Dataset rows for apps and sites
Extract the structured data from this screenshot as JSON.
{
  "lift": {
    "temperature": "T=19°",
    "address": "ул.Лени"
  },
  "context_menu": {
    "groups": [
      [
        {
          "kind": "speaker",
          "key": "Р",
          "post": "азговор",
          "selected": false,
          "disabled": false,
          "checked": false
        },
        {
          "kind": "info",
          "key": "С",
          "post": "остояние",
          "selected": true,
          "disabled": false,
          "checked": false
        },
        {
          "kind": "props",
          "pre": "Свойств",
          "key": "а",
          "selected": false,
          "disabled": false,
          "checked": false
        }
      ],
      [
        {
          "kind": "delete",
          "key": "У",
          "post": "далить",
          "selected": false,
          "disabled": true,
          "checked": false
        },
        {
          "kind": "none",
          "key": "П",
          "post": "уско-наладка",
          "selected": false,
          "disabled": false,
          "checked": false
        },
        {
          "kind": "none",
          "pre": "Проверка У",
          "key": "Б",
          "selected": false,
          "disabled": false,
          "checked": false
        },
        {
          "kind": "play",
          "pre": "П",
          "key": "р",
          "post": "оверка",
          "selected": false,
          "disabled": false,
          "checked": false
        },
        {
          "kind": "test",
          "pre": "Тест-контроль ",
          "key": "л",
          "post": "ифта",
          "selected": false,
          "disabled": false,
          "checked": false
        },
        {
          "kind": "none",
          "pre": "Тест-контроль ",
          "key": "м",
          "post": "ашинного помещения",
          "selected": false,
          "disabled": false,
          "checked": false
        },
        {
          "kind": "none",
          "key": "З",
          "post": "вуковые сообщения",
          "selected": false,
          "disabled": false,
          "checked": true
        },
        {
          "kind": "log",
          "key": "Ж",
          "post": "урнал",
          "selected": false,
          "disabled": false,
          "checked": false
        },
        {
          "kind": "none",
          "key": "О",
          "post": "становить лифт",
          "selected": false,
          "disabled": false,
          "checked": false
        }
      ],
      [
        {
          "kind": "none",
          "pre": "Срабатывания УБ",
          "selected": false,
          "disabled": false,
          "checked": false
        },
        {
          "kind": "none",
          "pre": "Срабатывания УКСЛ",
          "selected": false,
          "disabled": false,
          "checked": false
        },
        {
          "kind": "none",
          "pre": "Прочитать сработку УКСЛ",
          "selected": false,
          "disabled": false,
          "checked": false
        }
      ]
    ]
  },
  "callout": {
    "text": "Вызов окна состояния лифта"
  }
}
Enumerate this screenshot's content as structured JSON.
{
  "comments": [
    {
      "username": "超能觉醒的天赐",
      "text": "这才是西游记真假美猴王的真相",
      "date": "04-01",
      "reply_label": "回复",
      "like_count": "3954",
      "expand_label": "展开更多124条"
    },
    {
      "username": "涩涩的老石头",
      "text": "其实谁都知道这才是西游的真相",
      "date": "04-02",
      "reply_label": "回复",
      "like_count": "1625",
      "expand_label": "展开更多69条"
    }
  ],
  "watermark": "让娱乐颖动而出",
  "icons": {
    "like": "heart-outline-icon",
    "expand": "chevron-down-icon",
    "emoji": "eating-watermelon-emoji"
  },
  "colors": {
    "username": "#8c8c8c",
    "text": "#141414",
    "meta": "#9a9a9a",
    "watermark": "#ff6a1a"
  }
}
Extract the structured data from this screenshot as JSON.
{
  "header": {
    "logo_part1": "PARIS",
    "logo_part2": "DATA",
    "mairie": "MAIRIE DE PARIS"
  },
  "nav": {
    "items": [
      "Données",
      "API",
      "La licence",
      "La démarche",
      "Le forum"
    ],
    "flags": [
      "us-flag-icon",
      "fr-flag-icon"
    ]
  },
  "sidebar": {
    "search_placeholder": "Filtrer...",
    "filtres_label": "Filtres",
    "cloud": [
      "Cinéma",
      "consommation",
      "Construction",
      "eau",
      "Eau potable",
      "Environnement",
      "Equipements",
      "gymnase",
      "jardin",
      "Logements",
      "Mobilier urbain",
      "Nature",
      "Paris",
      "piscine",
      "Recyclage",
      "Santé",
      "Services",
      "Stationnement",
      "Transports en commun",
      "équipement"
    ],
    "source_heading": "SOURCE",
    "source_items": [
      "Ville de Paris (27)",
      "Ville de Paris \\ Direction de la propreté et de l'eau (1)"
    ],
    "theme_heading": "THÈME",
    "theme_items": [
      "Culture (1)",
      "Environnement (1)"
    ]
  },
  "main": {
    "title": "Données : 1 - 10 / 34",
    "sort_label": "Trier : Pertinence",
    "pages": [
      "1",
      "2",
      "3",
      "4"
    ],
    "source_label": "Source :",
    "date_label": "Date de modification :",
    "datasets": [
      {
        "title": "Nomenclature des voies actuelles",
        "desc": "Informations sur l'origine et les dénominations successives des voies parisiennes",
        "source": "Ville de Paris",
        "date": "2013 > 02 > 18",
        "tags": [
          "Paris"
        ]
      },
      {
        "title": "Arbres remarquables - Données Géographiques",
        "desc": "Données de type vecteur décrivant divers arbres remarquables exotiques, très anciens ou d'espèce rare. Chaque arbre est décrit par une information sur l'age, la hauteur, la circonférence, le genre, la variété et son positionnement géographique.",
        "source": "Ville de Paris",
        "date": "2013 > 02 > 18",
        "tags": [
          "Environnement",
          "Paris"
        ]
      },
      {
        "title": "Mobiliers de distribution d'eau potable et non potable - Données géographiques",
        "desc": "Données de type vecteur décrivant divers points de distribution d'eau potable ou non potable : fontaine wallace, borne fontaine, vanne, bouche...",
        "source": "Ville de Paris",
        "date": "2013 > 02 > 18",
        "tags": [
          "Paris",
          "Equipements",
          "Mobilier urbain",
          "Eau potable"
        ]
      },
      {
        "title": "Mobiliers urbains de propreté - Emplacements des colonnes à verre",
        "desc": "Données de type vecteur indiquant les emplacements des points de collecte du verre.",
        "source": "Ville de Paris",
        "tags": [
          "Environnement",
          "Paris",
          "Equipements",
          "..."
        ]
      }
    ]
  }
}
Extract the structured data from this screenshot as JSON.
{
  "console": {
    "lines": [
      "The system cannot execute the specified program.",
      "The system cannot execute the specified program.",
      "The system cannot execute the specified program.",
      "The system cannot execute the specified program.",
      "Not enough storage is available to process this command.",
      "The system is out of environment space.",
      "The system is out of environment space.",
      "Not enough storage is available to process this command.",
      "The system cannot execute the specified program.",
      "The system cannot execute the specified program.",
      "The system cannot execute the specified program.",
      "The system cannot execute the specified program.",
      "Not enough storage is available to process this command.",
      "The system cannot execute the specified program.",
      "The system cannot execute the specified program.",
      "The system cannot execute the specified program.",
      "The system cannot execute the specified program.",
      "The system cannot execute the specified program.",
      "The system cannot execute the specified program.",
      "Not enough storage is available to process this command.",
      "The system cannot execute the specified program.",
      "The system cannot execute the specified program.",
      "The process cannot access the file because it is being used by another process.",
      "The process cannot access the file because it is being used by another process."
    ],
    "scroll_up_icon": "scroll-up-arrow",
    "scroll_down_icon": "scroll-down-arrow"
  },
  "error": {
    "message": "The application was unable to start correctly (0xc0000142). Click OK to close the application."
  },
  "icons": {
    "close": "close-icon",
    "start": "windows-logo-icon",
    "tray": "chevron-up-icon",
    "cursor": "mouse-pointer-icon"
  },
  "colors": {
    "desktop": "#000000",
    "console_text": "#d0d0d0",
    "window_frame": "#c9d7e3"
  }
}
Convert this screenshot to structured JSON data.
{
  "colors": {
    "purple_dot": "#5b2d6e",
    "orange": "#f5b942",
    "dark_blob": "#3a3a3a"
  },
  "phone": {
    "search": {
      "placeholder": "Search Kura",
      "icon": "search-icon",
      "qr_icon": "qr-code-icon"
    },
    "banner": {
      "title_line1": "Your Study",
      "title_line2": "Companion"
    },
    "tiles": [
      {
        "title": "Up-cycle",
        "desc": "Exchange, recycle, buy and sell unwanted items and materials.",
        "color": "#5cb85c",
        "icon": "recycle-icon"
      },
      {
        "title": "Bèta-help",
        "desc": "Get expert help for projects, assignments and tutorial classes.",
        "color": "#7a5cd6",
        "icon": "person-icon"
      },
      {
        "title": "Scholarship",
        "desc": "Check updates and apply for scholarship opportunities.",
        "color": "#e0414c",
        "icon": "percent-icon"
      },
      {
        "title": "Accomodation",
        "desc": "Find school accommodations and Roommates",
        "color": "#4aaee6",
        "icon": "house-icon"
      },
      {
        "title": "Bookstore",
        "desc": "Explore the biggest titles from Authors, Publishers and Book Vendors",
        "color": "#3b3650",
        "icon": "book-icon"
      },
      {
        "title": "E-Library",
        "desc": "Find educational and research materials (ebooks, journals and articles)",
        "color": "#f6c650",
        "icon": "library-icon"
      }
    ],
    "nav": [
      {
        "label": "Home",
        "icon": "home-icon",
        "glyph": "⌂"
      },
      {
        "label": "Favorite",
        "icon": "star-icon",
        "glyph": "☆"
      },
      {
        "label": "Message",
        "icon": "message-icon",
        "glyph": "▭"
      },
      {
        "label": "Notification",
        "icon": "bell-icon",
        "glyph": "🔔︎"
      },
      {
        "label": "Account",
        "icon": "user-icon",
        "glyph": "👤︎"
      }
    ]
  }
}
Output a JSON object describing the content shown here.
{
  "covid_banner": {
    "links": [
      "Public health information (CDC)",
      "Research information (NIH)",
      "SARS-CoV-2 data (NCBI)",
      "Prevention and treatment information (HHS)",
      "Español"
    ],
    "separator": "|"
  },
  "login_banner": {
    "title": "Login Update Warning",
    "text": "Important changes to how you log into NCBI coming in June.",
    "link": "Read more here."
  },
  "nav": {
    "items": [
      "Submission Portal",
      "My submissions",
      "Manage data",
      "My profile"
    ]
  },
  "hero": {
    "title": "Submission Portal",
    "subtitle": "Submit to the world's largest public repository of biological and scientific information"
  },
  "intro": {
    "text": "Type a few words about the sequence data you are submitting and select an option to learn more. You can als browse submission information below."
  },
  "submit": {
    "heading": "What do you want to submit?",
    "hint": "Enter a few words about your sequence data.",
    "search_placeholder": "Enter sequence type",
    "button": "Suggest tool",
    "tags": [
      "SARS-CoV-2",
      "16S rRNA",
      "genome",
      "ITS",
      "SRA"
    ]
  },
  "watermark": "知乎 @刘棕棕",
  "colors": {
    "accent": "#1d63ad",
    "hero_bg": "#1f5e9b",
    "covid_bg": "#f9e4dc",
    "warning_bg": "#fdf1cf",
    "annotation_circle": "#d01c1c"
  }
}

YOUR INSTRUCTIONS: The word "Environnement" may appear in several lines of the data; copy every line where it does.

OUTPUT FOR THIS EXERCISE:
      "Environnement",
      "Environnement (1)"
          "Environnement",
          "Environnement",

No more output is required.